--- WHAT THE TASK ASKS ---
From the records that follow, copy every line in which "color" appears.

Records from a dataset
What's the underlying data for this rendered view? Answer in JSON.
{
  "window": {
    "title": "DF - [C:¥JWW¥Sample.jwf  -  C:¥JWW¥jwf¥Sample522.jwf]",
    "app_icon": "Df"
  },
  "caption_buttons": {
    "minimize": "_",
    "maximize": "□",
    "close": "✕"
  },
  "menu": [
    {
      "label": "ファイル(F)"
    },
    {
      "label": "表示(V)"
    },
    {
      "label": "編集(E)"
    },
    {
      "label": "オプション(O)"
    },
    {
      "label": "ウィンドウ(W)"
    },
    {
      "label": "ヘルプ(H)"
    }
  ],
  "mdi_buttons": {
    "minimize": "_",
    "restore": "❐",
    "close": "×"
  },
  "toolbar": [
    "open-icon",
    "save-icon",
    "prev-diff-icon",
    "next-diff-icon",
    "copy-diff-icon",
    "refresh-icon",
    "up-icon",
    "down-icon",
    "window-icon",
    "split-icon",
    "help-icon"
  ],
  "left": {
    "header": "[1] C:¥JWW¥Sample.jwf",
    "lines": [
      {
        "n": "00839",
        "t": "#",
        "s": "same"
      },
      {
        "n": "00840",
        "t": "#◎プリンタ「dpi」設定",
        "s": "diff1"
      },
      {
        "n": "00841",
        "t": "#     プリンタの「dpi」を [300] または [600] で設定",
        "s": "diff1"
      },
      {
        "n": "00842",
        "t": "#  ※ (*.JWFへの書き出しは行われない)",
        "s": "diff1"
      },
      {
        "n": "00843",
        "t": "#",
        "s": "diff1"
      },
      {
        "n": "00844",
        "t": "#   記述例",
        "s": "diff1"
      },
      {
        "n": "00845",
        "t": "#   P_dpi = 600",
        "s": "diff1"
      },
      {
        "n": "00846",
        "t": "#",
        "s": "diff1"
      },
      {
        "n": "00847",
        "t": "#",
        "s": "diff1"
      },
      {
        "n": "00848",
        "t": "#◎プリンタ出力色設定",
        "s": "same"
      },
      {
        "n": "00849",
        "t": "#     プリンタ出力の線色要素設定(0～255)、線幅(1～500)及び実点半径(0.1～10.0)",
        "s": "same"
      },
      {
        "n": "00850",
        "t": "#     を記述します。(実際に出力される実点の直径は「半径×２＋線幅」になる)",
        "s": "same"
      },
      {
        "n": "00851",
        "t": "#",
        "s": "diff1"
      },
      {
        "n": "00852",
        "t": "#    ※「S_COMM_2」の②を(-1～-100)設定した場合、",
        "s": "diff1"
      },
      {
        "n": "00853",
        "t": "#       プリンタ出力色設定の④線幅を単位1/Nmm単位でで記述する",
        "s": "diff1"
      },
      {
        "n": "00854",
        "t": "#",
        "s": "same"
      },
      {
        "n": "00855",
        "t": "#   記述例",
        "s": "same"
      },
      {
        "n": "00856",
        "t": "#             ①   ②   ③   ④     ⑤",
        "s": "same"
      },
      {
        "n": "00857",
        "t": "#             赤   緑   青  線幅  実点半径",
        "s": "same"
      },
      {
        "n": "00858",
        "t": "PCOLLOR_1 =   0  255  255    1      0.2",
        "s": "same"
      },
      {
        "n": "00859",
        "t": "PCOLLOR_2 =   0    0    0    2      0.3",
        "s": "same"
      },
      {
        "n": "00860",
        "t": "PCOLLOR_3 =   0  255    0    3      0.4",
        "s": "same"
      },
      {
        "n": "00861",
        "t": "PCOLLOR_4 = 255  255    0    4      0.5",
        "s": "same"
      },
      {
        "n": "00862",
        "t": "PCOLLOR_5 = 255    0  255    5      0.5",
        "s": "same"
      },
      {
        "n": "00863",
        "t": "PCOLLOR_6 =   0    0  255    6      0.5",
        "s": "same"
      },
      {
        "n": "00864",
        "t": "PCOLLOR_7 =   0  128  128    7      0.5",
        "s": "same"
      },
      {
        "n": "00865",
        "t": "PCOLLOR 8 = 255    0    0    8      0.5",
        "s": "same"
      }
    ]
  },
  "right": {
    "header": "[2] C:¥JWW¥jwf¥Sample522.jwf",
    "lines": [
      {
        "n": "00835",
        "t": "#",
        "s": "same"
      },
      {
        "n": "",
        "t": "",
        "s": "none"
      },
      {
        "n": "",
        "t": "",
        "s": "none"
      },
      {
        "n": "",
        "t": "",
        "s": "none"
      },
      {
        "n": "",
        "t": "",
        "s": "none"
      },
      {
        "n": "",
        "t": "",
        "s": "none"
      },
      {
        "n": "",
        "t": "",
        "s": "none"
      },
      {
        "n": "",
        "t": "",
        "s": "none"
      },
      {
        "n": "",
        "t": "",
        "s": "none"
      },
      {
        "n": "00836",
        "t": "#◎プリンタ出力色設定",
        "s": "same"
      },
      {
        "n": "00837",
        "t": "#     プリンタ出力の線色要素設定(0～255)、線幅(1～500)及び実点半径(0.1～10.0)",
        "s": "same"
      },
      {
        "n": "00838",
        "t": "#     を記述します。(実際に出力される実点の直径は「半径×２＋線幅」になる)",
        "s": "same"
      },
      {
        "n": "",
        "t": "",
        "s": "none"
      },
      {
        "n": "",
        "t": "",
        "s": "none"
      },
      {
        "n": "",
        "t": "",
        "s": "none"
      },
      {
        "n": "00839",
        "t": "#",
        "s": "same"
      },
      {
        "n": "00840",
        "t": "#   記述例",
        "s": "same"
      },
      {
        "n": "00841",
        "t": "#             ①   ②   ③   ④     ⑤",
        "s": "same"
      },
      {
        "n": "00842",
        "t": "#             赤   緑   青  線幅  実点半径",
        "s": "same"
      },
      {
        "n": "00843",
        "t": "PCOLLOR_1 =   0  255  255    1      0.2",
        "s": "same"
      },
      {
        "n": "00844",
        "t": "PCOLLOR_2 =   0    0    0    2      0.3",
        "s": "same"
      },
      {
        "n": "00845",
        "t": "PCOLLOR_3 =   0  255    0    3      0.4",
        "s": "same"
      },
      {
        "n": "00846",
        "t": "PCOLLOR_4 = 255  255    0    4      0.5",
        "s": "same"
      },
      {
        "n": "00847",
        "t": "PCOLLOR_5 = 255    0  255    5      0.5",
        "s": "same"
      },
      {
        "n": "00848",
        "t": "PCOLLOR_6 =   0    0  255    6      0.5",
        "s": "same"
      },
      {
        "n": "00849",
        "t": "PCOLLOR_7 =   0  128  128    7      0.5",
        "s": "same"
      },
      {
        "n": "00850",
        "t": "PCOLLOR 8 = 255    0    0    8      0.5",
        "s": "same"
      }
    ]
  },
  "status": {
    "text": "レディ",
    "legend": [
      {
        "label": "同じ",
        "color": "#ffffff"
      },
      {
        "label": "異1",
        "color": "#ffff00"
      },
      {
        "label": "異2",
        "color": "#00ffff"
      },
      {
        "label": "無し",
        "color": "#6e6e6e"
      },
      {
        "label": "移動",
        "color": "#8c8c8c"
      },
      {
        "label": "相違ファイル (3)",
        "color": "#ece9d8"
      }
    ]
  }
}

--- RESPONSE ---
        "color": "#ffffff"
        "color": "#ffff00"
        "color": "#00ffff"
        "color": "#6e6e6e"
        "color": "#8c8c8c"
        "color": "#ece9d8"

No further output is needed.